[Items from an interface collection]
# # # # #

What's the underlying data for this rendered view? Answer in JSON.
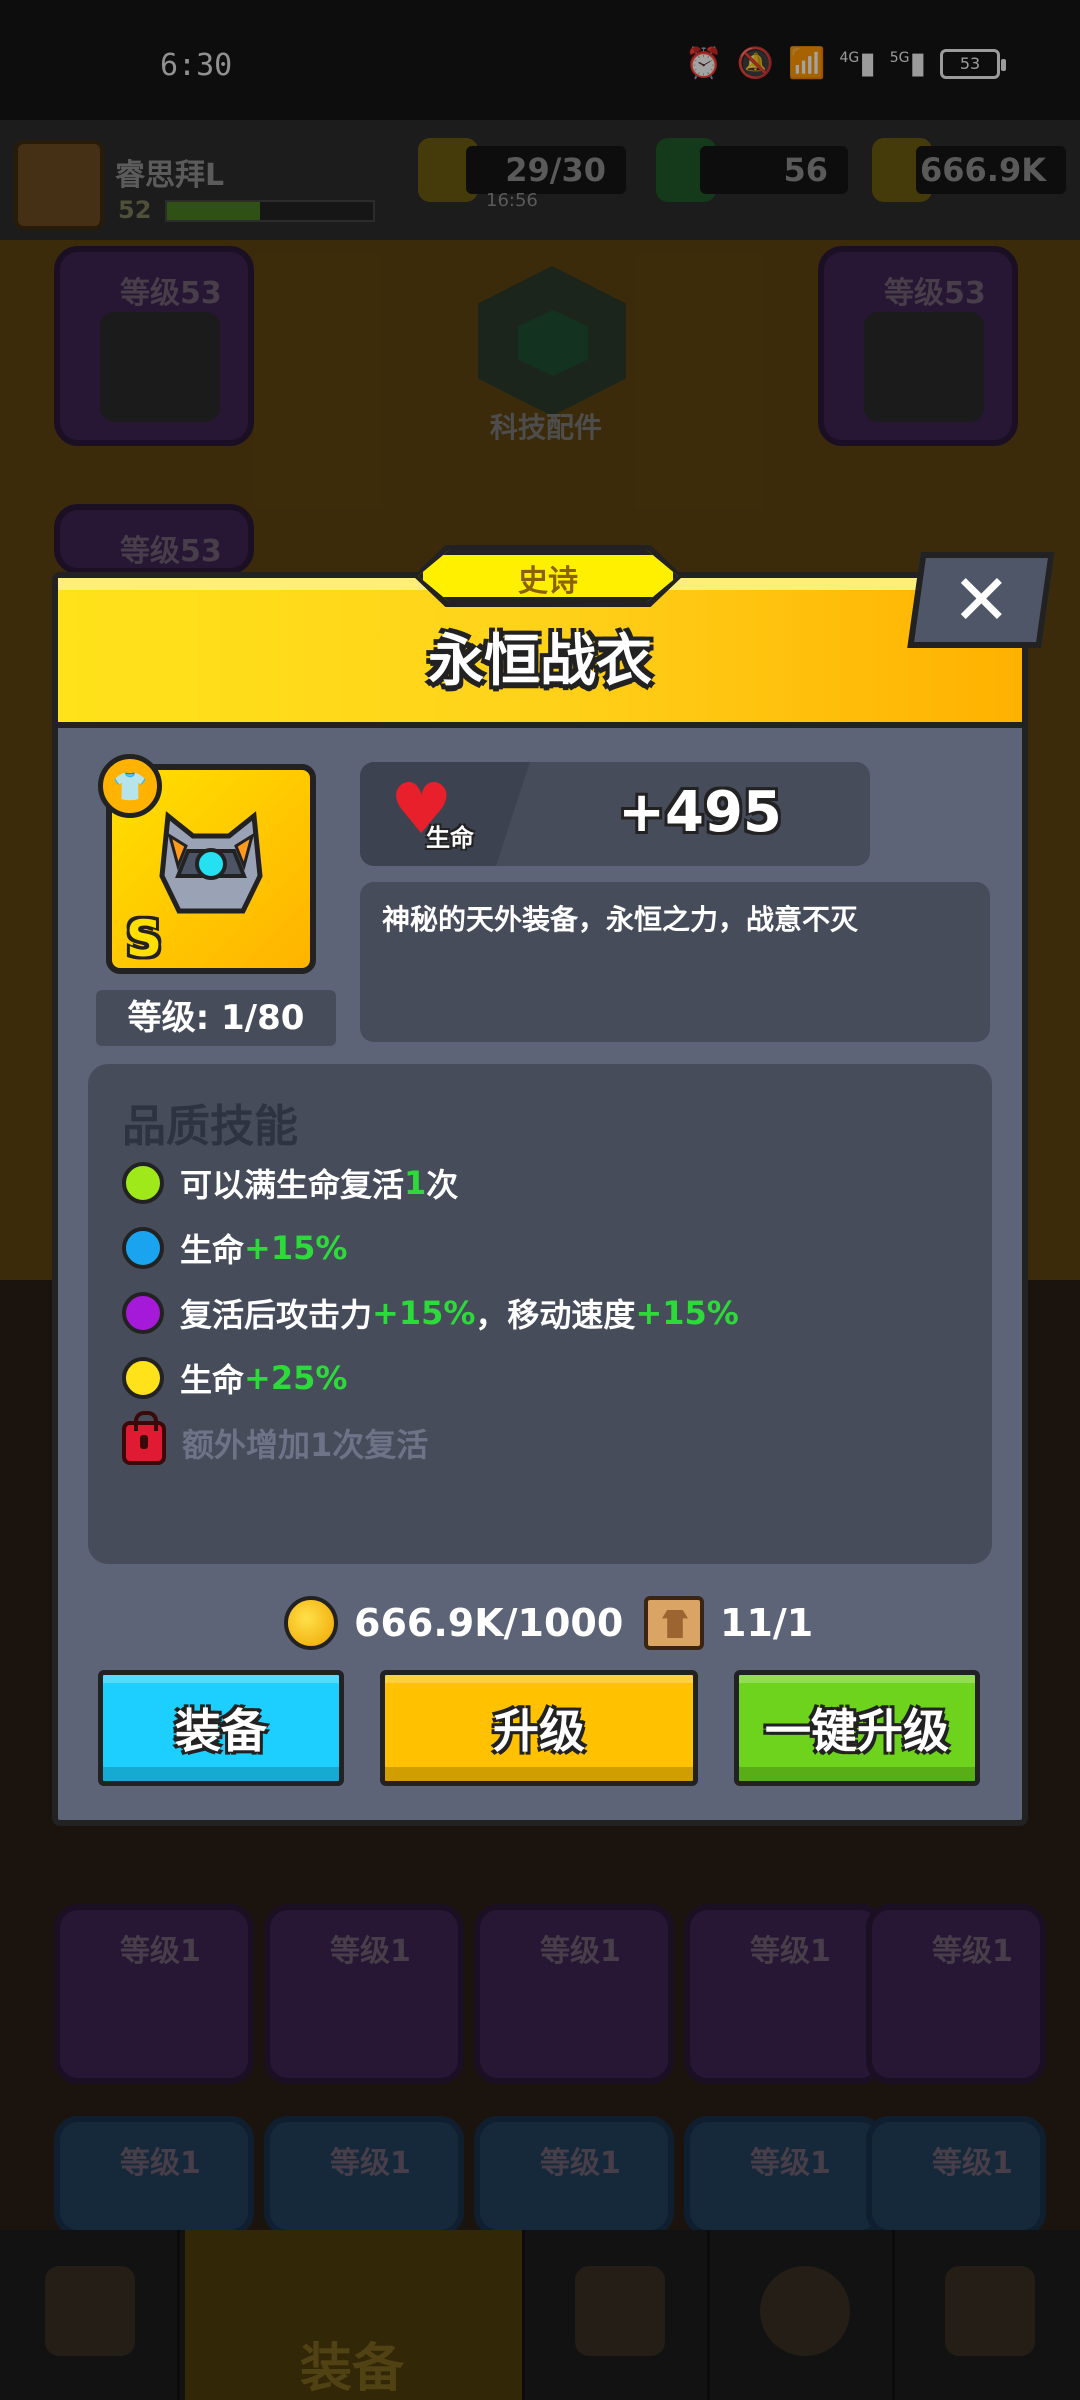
{
  "status_bar": {
    "time": "6:30",
    "net1": "4G",
    "net2": "5G",
    "battery": "53"
  },
  "player": {
    "name": "睿思拜L",
    "level": "52",
    "exp_fraction": 0.45
  },
  "resources": {
    "energy": "29/30",
    "energy_timer": "16:56",
    "gems": "56",
    "coins": "666.9K"
  },
  "background": {
    "slot_level_label": "等级53",
    "slot_level_low": "等级1",
    "slot_count": "2",
    "tech_label": "科技配件",
    "nav_active_label": "装备"
  },
  "modal": {
    "rarity": "史诗",
    "title": "永恒战衣",
    "close": "✕",
    "item_grade": "S",
    "item_level": "等级: 1/80",
    "stat_name": "生命",
    "stat_value": "+495",
    "description": "神秘的天外装备，永恒之力，战意不灭",
    "skills_title": "品质技能",
    "skills": [
      {
        "color": "#9fe81a",
        "text": "可以满生命复活",
        "value": "1",
        "suffix": "次"
      },
      {
        "color": "#1aa4f0",
        "text": "生命",
        "value": "+15%"
      },
      {
        "color": "#a51ad8",
        "text": "复活后攻击力",
        "value": "+15%",
        "mid": "，移动速度",
        "value2": "+15%"
      },
      {
        "color": "#ffe21a",
        "text": "生命",
        "value": "+25%"
      },
      {
        "locked": true,
        "text": "额外增加1次复活"
      }
    ],
    "cost_coins": "666.9K/1000",
    "cost_scrolls": "11/1",
    "buttons": {
      "equip": "装备",
      "upgrade": "升级",
      "upgrade_all": "一键升级"
    }
  }
}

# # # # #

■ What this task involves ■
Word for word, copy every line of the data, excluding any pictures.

■ Response below ■
What's the underlying data for this rendered view? Answer in JSON.
{
  "status_bar": {
    "time": "6:30",
    "net1": "4G",
    "net2": "5G",
    "battery": "53"
  },
  "player": {
    "name": "睿思拜L",
    "level": "52",
    "exp_fraction": 0.45
  },
  "resources": {
    "energy": "29/30",
    "energy_timer": "16:56",
    "gems": "56",
    "coins": "666.9K"
  },
  "background": {
    "slot_level_label": "等级53",
    "slot_level_low": "等级1",
    "slot_count": "2",
    "tech_label": "科技配件",
    "nav_active_label": "装备"
  },
  "modal": {
    "rarity": "史诗",
    "title": "永恒战衣",
    "close": "✕",
    "item_grade": "S",
    "item_level": "等级: 1/80",
    "stat_name": "生命",
    "stat_value": "+495",
    "description": "神秘的天外装备，永恒之力，战意不灭",
    "skills_title": "品质技能",
    "skills": [
      {
        "color": "#9fe81a",
        "text": "可以满生命复活",
        "value": "1",
        "suffix": "次"
      },
      {
        "color": "#1aa4f0",
        "text": "生命",
        "value": "+15%"
      },
      {
        "color": "#a51ad8",
        "text": "复活后攻击力",
        "value": "+15%",
        "mid": "，移动速度",
        "value2": "+15%"
      },
      {
        "color": "#ffe21a",
        "text": "生命",
        "value": "+25%"
      },
      {
        "locked": true,
        "text": "额外增加1次复活"
      }
    ],
    "cost_coins": "666.9K/1000",
    "cost_scrolls": "11/1",
    "buttons": {
      "equip": "装备",
      "upgrade": "升级",
      "upgrade_all": "一键升级"
    }
  }
}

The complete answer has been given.